▸ Your task
Start at the first line below and write out everything verbatim except the pictures.
Start of Block
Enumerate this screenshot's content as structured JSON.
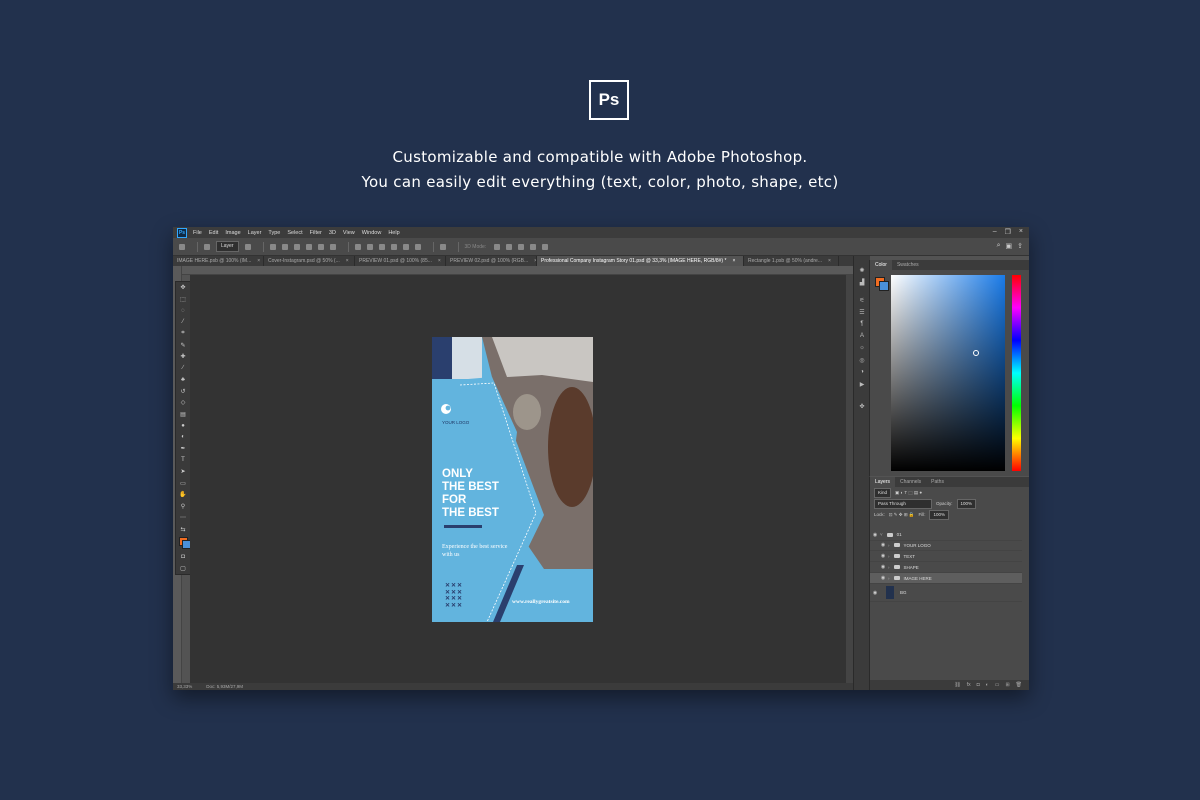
{
  "badge": {
    "text": "Ps"
  },
  "headline": {
    "line1": "Customizable and compatible with Adobe Photoshop.",
    "line2": "You can easily edit everything (text, color, photo, shape, etc)"
  },
  "ps_window": {
    "menu": [
      "File",
      "Edit",
      "Image",
      "Layer",
      "Type",
      "Select",
      "Filter",
      "3D",
      "View",
      "Window",
      "Help"
    ],
    "options_bar": {
      "layer_select": "Layer",
      "threed_mode": "3D Mode:"
    },
    "tabs": [
      {
        "label": "IMAGE HERE.psb @ 100% (IM...",
        "close": "×"
      },
      {
        "label": "Cover-Instagram.psd @ 50% (...",
        "close": "×"
      },
      {
        "label": "PREVIEW 01.psd @ 100% (85...",
        "close": "×"
      },
      {
        "label": "PREVIEW 02.psd @ 100% (RGB...",
        "close": "×"
      },
      {
        "label": "Professional Company Instagram Story 01.psd @ 33,3% (IMAGE HERE, RGB/8#) *",
        "close": "×"
      },
      {
        "label": "Rectangle 1.psb @ 50% (andre...",
        "close": "×"
      }
    ],
    "status": {
      "zoom": "33,33%",
      "doc": "Doc: 5,93M/27,9M"
    },
    "color_panel": {
      "tabs": [
        "Color",
        "Swatches"
      ]
    },
    "layers_panel": {
      "tabs": [
        "Layers",
        "Channels",
        "Paths"
      ],
      "kind": "Kind",
      "blend": "Pass Through",
      "opacity_label": "Opacity:",
      "opacity": "100%",
      "lock_label": "Lock:",
      "fill_label": "Fill:",
      "fill": "100%",
      "layers": [
        "01",
        "YOUR LOGO",
        "TEXT",
        "SHAPE",
        "IMAGE HERE",
        "BG"
      ]
    }
  },
  "document": {
    "logo_text": "YOUR LOGO",
    "headline": [
      "ONLY",
      "THE BEST",
      "FOR",
      "THE BEST"
    ],
    "subtext": "Experience the best service with us",
    "url": "www.reallygreatsite.com",
    "x_rows": [
      "✕✕✕",
      "✕✕✕",
      "✕✕✕",
      "✕✕✕"
    ]
  },
  "colors": {
    "background": "#22314d",
    "doc_blue": "#62b4de",
    "doc_navy": "#2a3f6e",
    "accent_orange": "#f26d21"
  }
}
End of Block
▸ Written response
Enumerate this screenshot's content as structured JSON.
{
  "badge": {
    "text": "Ps"
  },
  "headline": {
    "line1": "Customizable and compatible with Adobe Photoshop.",
    "line2": "You can easily edit everything (text, color, photo, shape, etc)"
  },
  "ps_window": {
    "menu": [
      "File",
      "Edit",
      "Image",
      "Layer",
      "Type",
      "Select",
      "Filter",
      "3D",
      "View",
      "Window",
      "Help"
    ],
    "options_bar": {
      "layer_select": "Layer",
      "threed_mode": "3D Mode:"
    },
    "tabs": [
      {
        "label": "IMAGE HERE.psb @ 100% (IM...",
        "close": "×"
      },
      {
        "label": "Cover-Instagram.psd @ 50% (...",
        "close": "×"
      },
      {
        "label": "PREVIEW 01.psd @ 100% (85...",
        "close": "×"
      },
      {
        "label": "PREVIEW 02.psd @ 100% (RGB...",
        "close": "×"
      },
      {
        "label": "Professional Company Instagram Story 01.psd @ 33,3% (IMAGE HERE, RGB/8#) *",
        "close": "×"
      },
      {
        "label": "Rectangle 1.psb @ 50% (andre...",
        "close": "×"
      }
    ],
    "status": {
      "zoom": "33,33%",
      "doc": "Doc: 5,93M/27,9M"
    },
    "color_panel": {
      "tabs": [
        "Color",
        "Swatches"
      ]
    },
    "layers_panel": {
      "tabs": [
        "Layers",
        "Channels",
        "Paths"
      ],
      "kind": "Kind",
      "blend": "Pass Through",
      "opacity_label": "Opacity:",
      "opacity": "100%",
      "lock_label": "Lock:",
      "fill_label": "Fill:",
      "fill": "100%",
      "layers": [
        "01",
        "YOUR LOGO",
        "TEXT",
        "SHAPE",
        "IMAGE HERE",
        "BG"
      ]
    }
  },
  "document": {
    "logo_text": "YOUR LOGO",
    "headline": [
      "ONLY",
      "THE BEST",
      "FOR",
      "THE BEST"
    ],
    "subtext": "Experience the best service with us",
    "url": "www.reallygreatsite.com",
    "x_rows": [
      "✕✕✕",
      "✕✕✕",
      "✕✕✕",
      "✕✕✕"
    ]
  },
  "colors": {
    "background": "#22314d",
    "doc_blue": "#62b4de",
    "doc_navy": "#2a3f6e",
    "accent_orange": "#f26d21"
  }
}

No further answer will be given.